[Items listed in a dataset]
* * * * *

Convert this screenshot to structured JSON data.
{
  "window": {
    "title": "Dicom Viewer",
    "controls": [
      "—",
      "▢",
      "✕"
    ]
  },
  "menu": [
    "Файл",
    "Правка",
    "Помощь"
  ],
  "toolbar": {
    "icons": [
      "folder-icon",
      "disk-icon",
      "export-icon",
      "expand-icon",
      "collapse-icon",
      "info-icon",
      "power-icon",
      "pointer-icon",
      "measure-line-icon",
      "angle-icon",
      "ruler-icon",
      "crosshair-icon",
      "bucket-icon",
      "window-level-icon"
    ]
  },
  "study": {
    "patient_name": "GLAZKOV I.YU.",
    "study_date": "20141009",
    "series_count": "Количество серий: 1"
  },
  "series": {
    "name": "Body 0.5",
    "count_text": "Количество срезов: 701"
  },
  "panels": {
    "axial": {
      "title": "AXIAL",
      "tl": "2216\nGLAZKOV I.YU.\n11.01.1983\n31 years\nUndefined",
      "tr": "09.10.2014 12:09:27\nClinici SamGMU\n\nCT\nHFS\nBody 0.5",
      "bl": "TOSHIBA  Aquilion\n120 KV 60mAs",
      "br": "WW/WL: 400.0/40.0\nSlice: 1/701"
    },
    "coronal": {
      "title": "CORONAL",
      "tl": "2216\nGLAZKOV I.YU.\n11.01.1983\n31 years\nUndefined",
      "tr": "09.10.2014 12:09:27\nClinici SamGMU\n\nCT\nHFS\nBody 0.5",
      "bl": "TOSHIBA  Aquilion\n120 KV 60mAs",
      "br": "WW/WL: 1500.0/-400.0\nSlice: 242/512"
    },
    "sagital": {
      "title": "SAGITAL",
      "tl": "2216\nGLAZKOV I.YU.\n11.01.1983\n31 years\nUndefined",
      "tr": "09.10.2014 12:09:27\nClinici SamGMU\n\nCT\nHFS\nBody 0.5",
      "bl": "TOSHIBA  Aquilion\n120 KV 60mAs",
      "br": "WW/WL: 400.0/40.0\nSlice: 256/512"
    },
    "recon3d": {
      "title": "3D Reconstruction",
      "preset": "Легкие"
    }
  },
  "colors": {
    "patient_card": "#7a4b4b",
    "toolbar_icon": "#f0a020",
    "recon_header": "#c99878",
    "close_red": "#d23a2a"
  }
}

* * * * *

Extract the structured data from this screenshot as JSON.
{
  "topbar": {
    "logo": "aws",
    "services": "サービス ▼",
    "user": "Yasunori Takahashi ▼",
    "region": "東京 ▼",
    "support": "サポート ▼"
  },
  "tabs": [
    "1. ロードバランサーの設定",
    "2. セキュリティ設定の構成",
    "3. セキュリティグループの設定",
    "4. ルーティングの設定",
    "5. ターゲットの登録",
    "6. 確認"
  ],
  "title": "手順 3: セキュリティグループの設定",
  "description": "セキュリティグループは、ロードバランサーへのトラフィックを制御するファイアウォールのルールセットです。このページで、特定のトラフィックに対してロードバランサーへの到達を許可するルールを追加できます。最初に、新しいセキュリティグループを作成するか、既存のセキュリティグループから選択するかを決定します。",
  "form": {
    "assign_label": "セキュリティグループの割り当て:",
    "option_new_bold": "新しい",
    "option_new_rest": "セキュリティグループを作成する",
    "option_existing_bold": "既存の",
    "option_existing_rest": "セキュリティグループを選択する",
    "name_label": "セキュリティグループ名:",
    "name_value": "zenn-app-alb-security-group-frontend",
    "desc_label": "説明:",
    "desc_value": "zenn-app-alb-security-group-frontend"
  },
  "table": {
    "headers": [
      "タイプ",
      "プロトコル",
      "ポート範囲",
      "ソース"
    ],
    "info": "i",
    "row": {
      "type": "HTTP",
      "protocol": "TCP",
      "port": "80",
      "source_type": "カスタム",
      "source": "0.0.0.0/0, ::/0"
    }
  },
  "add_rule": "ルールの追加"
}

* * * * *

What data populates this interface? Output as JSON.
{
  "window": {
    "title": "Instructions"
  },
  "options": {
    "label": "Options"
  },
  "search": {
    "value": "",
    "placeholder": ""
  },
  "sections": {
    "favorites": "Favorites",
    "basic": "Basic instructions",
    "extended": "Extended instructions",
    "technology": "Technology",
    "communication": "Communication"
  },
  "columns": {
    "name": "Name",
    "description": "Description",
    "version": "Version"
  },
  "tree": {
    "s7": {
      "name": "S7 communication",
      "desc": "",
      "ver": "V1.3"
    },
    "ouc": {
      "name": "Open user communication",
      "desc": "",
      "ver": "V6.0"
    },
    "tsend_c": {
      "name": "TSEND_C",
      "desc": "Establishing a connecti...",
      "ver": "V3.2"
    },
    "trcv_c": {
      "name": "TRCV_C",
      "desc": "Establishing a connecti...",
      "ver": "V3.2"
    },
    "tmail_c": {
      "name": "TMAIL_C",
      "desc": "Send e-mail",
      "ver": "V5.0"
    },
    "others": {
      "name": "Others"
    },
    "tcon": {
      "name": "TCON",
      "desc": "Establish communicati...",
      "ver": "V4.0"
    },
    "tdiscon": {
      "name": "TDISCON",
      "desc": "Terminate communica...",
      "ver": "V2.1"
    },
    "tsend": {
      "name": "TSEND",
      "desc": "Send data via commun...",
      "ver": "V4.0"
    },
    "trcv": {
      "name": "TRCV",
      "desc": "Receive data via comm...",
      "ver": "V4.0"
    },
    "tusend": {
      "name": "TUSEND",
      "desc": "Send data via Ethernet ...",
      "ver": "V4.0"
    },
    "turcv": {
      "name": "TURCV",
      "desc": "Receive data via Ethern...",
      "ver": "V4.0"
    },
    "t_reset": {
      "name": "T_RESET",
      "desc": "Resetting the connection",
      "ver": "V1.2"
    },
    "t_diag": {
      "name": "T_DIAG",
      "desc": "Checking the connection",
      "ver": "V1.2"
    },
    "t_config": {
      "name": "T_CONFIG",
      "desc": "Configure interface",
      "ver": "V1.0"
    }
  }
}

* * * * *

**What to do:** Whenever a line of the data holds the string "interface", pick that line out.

**Exercise solution:**
What data populates this interface? Output as JSON.
      "desc": "Configure interface",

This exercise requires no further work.